§ Work item: The result should be every line in the data below that carries the string "Delete".

§ Source data:

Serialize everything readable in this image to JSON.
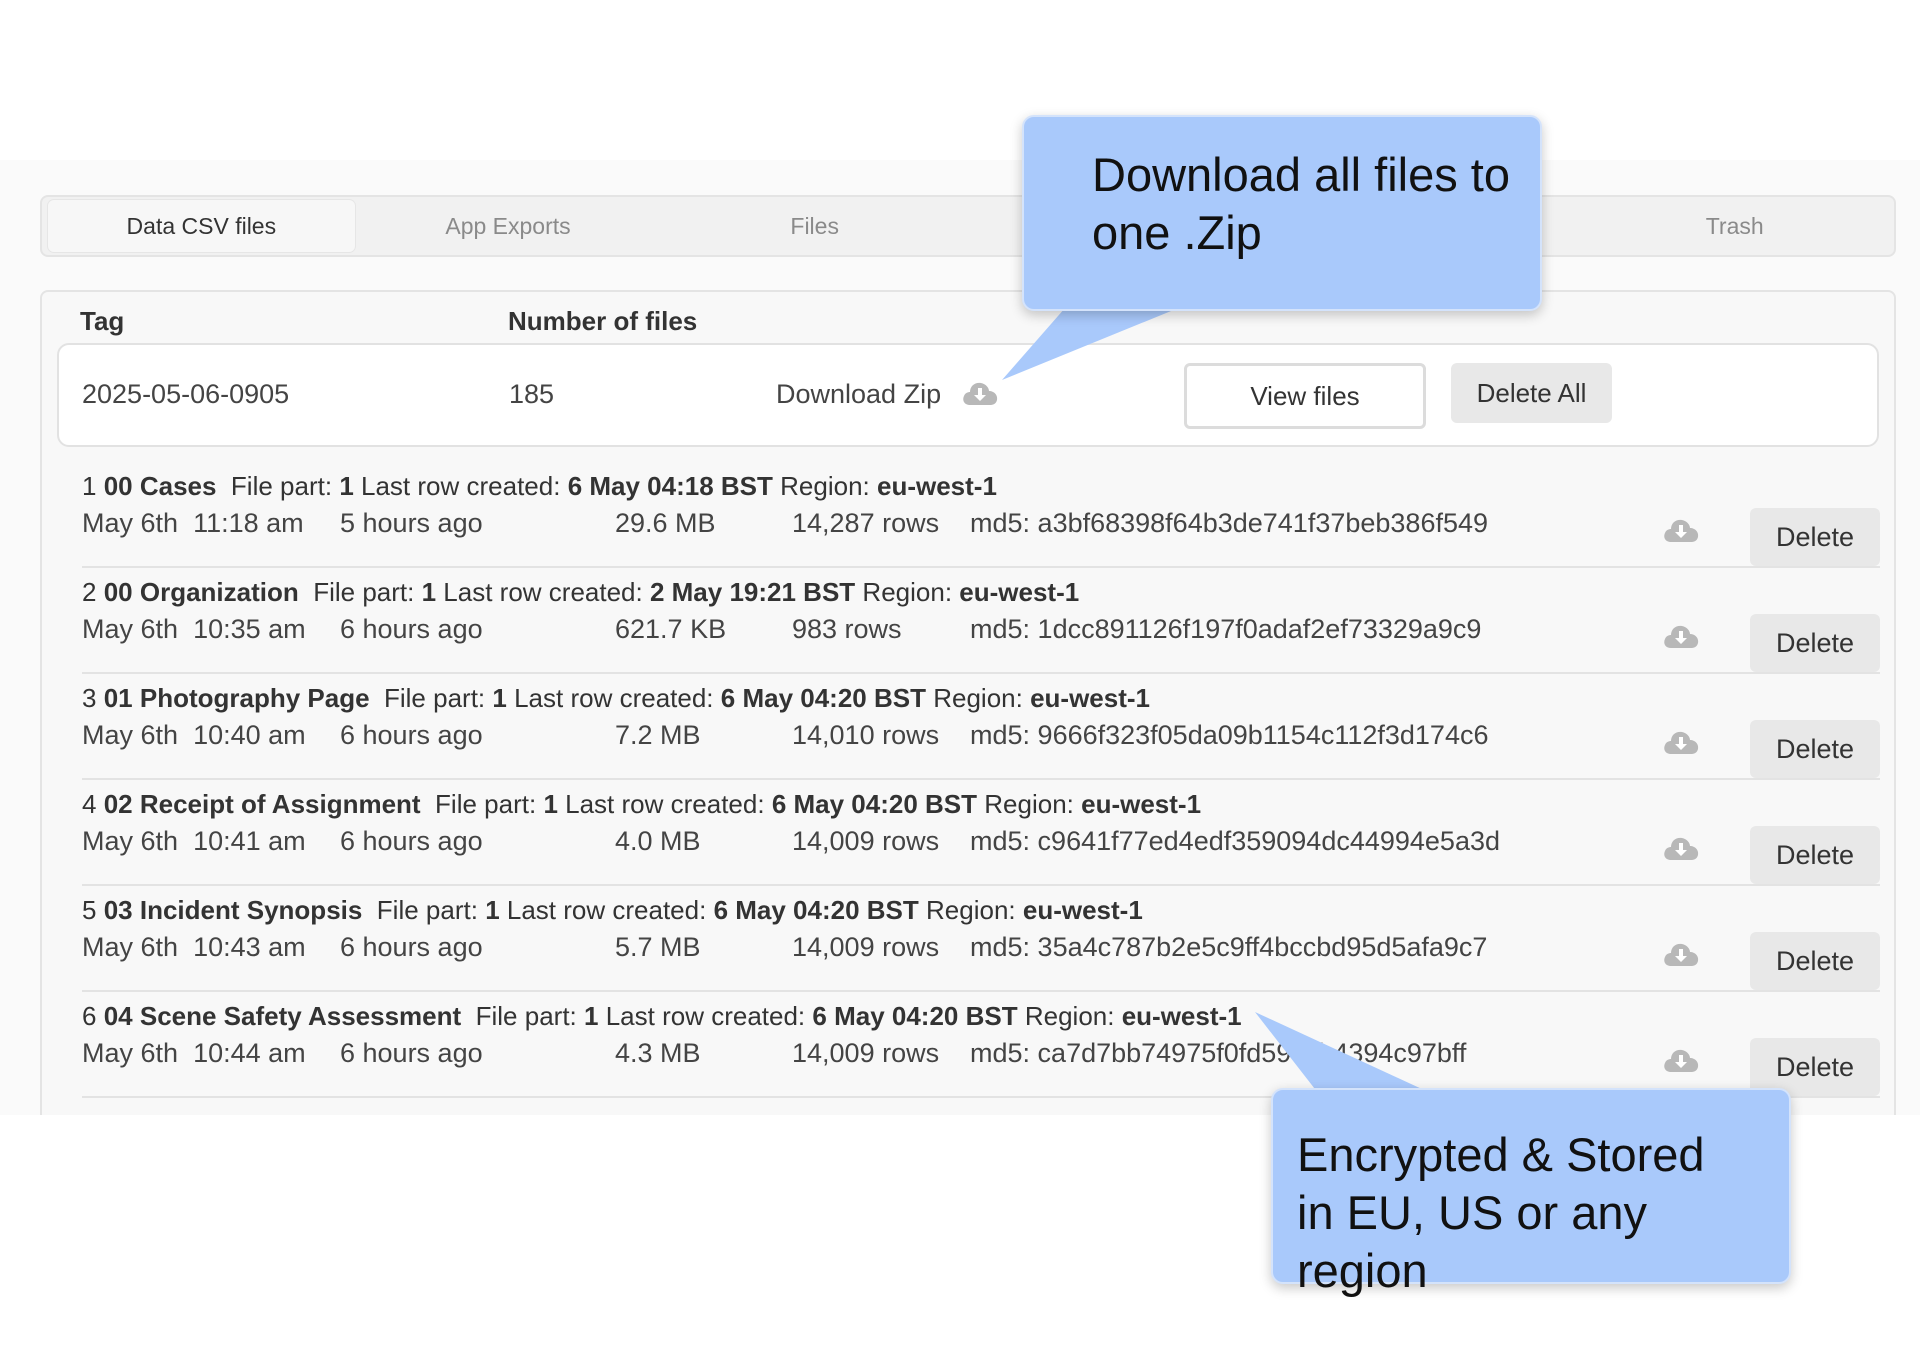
{
  "tabs": [
    {
      "label": "Data CSV files",
      "active": true
    },
    {
      "label": "App Exports",
      "active": false
    },
    {
      "label": "Files",
      "active": false
    },
    {
      "label": "",
      "active": false
    },
    {
      "label": "",
      "active": false
    },
    {
      "label": "Trash",
      "active": false
    }
  ],
  "table_header": {
    "tag": "Tag",
    "number_of_files": "Number of files"
  },
  "tag_row": {
    "tag": "2025-05-06-0905",
    "count": "185",
    "download_label": "Download Zip",
    "view_label": "View files",
    "delete_all_label": "Delete All"
  },
  "labels": {
    "file_part": "File part:",
    "last_row_created": "Last row created:",
    "region": "Region:",
    "md5": "md5:",
    "delete": "Delete"
  },
  "files": [
    {
      "index": "1",
      "name": "00 Cases",
      "part": "1",
      "last_row": "6 May 04:18 BST",
      "region": "eu-west-1",
      "date": "May 6th",
      "time": "11:18 am",
      "ago": "5 hours ago",
      "size": "29.6 MB",
      "rows": "14,287 rows",
      "md5": "a3bf68398f64b3de741f37beb386f549"
    },
    {
      "index": "2",
      "name": "00 Organization",
      "part": "1",
      "last_row": "2 May 19:21 BST",
      "region": "eu-west-1",
      "date": "May 6th",
      "time": "10:35 am",
      "ago": "6 hours ago",
      "size": "621.7 KB",
      "rows": "983 rows",
      "md5": "1dcc891126f197f0adaf2ef73329a9c9"
    },
    {
      "index": "3",
      "name": "01 Photography Page",
      "part": "1",
      "last_row": "6 May 04:20 BST",
      "region": "eu-west-1",
      "date": "May 6th",
      "time": "10:40 am",
      "ago": "6 hours ago",
      "size": "7.2 MB",
      "rows": "14,010 rows",
      "md5": "9666f323f05da09b1154c112f3d174c6"
    },
    {
      "index": "4",
      "name": "02 Receipt of Assignment",
      "part": "1",
      "last_row": "6 May 04:20 BST",
      "region": "eu-west-1",
      "date": "May 6th",
      "time": "10:41 am",
      "ago": "6 hours ago",
      "size": "4.0 MB",
      "rows": "14,009 rows",
      "md5": "c9641f77ed4edf359094dc44994e5a3d"
    },
    {
      "index": "5",
      "name": "03 Incident Synopsis",
      "part": "1",
      "last_row": "6 May 04:20 BST",
      "region": "eu-west-1",
      "date": "May 6th",
      "time": "10:43 am",
      "ago": "6 hours ago",
      "size": "5.7 MB",
      "rows": "14,009 rows",
      "md5": "35a4c787b2e5c9ff4bccbd95d5afa9c7"
    },
    {
      "index": "6",
      "name": "04 Scene Safety Assessment",
      "part": "1",
      "last_row": "6 May 04:20 BST",
      "region": "eu-west-1",
      "date": "May 6th",
      "time": "10:44 am",
      "ago": "6 hours ago",
      "size": "4.3 MB",
      "rows": "14,009 rows",
      "md5": "ca7d7bb74975f0fd59…b4394c97bff"
    }
  ],
  "callouts": {
    "zip_line1": "Download all files to",
    "zip_line2": "one .Zip",
    "region_line1": "Encrypted & Stored",
    "region_line2": "in EU, US or any region"
  },
  "colors": {
    "callout": "#a9c9fb",
    "icon": "#b8b8b8",
    "button": "#e8e8e8"
  },
  "icons": {
    "download": "cloud-download-icon"
  }
}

§ Task response:
    "delete_all_label": "Delete All"
    "delete": "Delete"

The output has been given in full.